First: Plastics get their strength from long polymer chains that are entangled. Short chains provide easier flow but sacrifice strength and other properties.
Second: Some plastics pull moisture out of the air. They are “hygroscopic.” Even if your material supplier dries the pellets and immediately packs them in plastic bags, the resin will still contain moisture when you get them. Why? Because polyethylene-based bags do not block the moisture in the air from getting to the pellets. Polyethylene by itself is not a true “barrier” resin; it is “porous” to moisture vapor (humidity).
You can prove this to yourself at home. Wrap an onion in the clear (polyethylene) plastic wrap found in your kitchen. Stick the wrapped onion in the refrigerator and watch, as time passes, how the onion shrivels and dries out. Moisture has escaped through the wrap. Some resins are so sensitive to moisture that they are packaged and shipped in vacuum-sealed barrier containers. Bottom line: The resin makers make it dry but it picks up moisture while it is in the packaging. So, it is “wet” when you open up the bag, gaylord, hopper truck, or railcar.
Third: Why are some resins hygroscopic in the first place? Polycarbonate, nylon, PBT, PET, ABS, acrylic, urethanes, and many other hygroscopic resins are long-chain polymers, as are polyethylene, polystyrene, etc. Hygroscopic resins contain carbon and hydrogen but, also have a “polar” segment of atoms that behave like a small magnet with north and south poles—i.e., positive and negative charges. If moisture, also a polar substance, is present, you get two mini-magnets that attract each other.
It is this magnetic attraction that pulls the moisture out of the air and holds it to the polymer. To get rid of it you have to dry these polymers at temperatures above the boiling point of water, 212 F. This will drive the two attracting magnets far enough apart that the magnetic attraction is minimized, and the circulating air from the dryer can extract the moisture.
This also explains why you can’t dry a resin properly by leaving it in the dryer overnight at a lower temperature. The magnetic attraction is still strong enough to hold the water to the polymer. This also explains why once you dry a polymer you generally have to process it within 30 minutes. Once exposed in the hopper to ambient air, it will again magnetically attract the humidity, needing then to be re-dried before processing.

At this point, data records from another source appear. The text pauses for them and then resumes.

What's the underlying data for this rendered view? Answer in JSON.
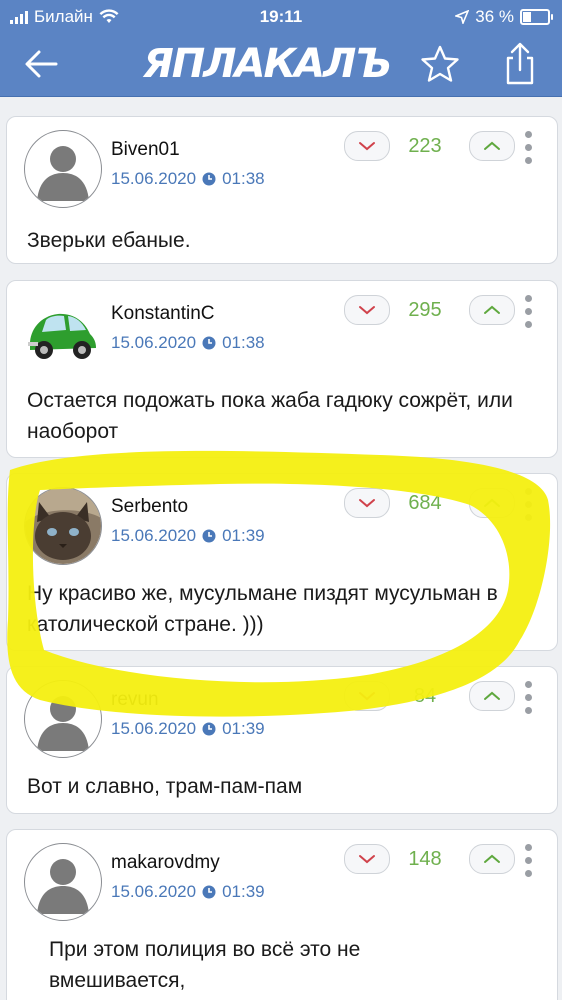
{
  "status_bar": {
    "carrier": "Билайн",
    "time": "19:11",
    "battery": "36 %",
    "battery_level": 0.36
  },
  "nav": {
    "logo": "ЯПЛАКАЛЪ",
    "icons": [
      "arrow-left-icon",
      "star-icon",
      "share-icon"
    ]
  },
  "comments": [
    {
      "username": "Biven01",
      "date": "15.06.2020",
      "time": "01:38",
      "score": "223",
      "text": "Зверьки ебаные.",
      "avatar": "default-avatar"
    },
    {
      "username": "KonstantinC",
      "date": "15.06.2020",
      "time": "01:38",
      "score": "295",
      "text": "Остается подожать пока жаба гадюку сожрёт, или наоборот",
      "avatar": "green-car-avatar"
    },
    {
      "username": "Serbento",
      "date": "15.06.2020",
      "time": "01:39",
      "score": "684",
      "text": "Ну красиво же, мусульмане пиздят мусульман в католической стране. )))",
      "avatar": "cat-avatar"
    },
    {
      "username": "revun",
      "date": "15.06.2020",
      "time": "01:39",
      "score": "84",
      "text": "Вот и славно, трам-пам-пам",
      "avatar": "default-avatar"
    },
    {
      "username": "makarovdmy",
      "date": "15.06.2020",
      "time": "01:39",
      "score": "148",
      "text": "При этом полиция во всё это не вмешивается,",
      "avatar": "default-avatar"
    }
  ],
  "colors": {
    "header": "#5b84c4",
    "score": "#6fb04e",
    "date": "#4a78b8",
    "highlight": "#f4ef10"
  }
}
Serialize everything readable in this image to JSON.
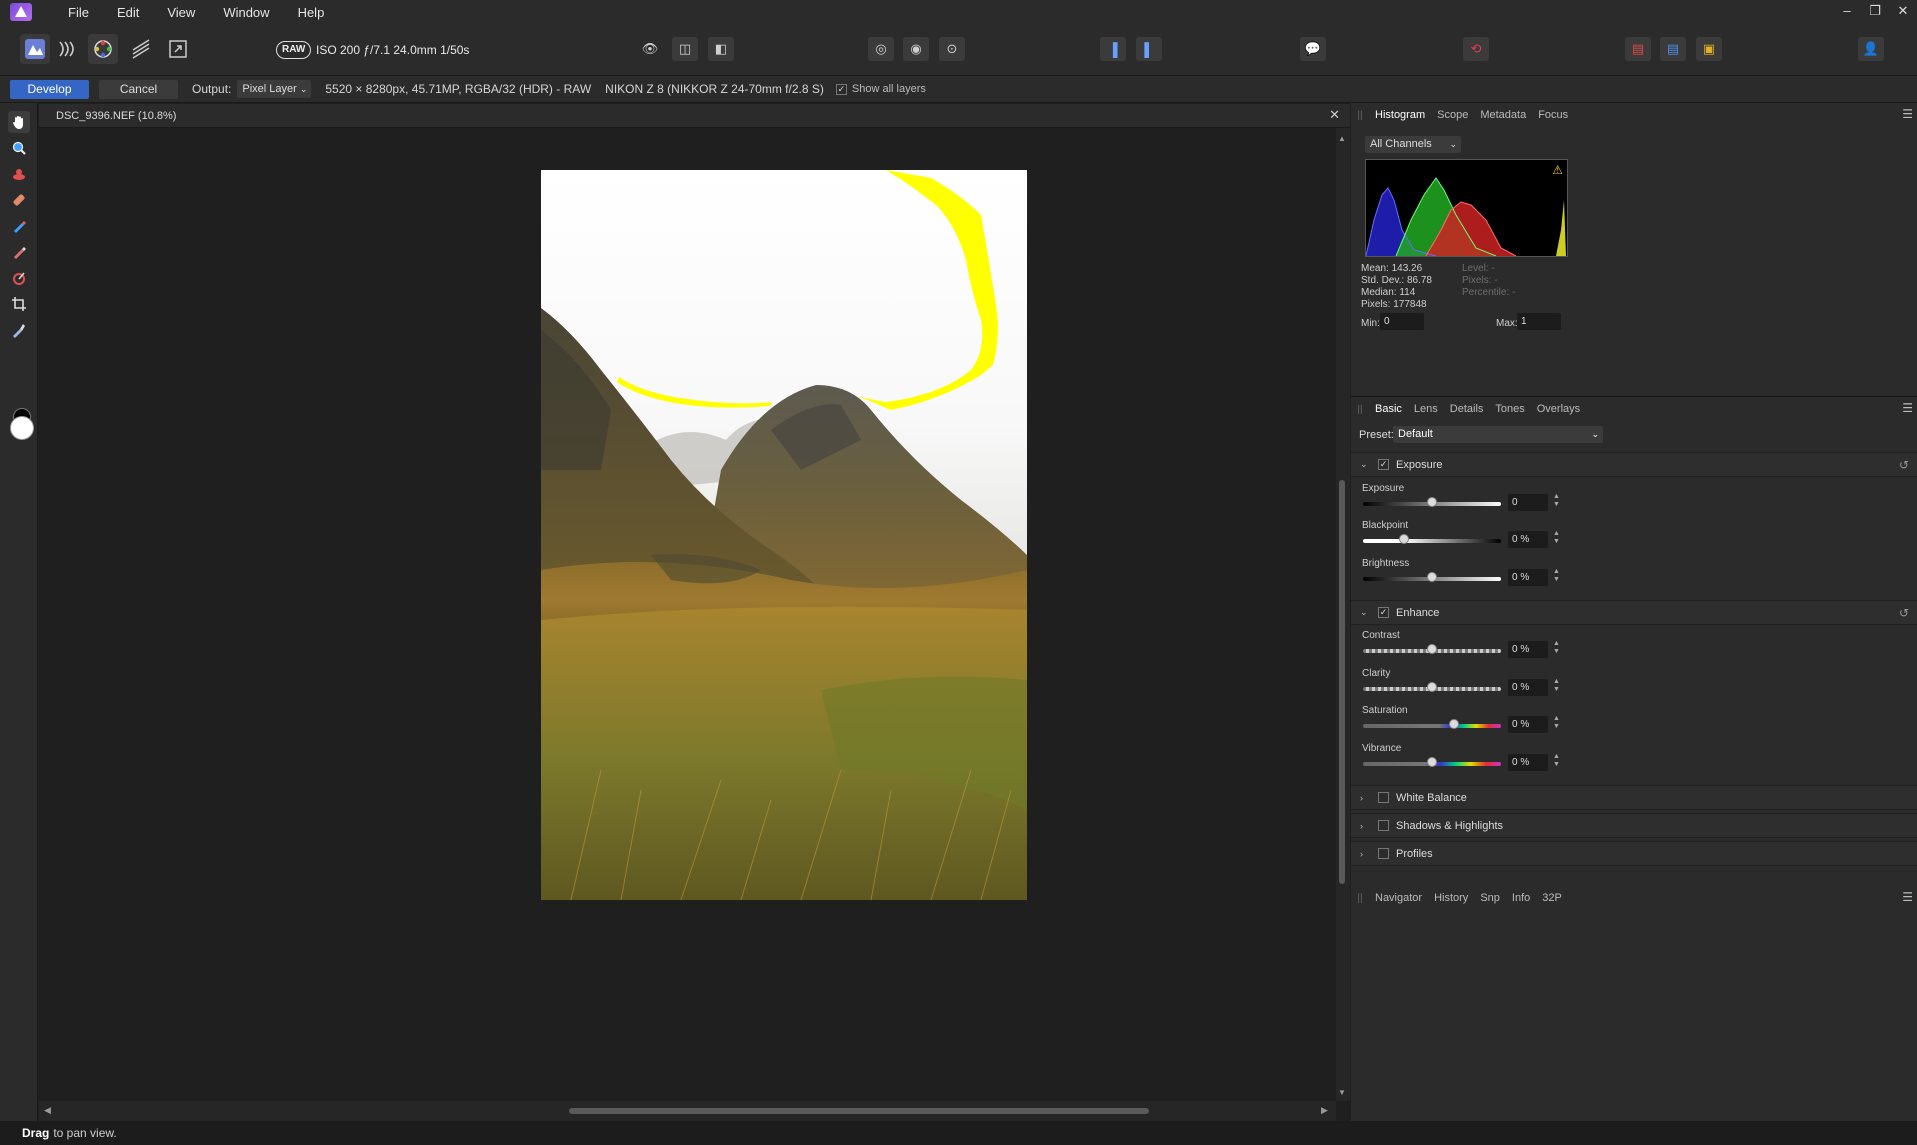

Fourth: Some moderately hygroscopic resins like ABS and acrylic can be processed wet, but the moisture will turn to steam and cause splay. The moisture does not break up the backbone of these polymers. With other resins—like PET, PBT, PC, nylon, and TPU—exposure to moisture at processing temperature causes a chemical reaction (hydrolysis), which breaks long chains into shorter fragments, reducing strength and other properties. The “broken” polymer also flows easier, so if the polymer is not uniformly dried, your process must contend with variation in viscosity of the incoming resin at the feed throat. There may be no splay visible at low levels of moisture in the resin. The part will look fine and may even pass tests at room temperature, but will fail prematurely at low or high temperatures.
Again, why do you dry hygroscopic resins? To get the moisture out, but more importantly to ensure maximum polymer performance. If you make parts for medical or other high-liability applications, understand that if you process wet resin you leave your “fingerprint” on the parts. If they fail, tests can be done to see if the polymer chains are the proper length.
ABOUT THE AUTHOR
John Bozzelli is the founder of Injection Molding Solutions (Scientific Molding) in Midland, Mich., a provider of training and consulting services to injection molders, including LIMS, and other specialties. E-mail firstname.lastname@example.org or visit scientificmolding.com.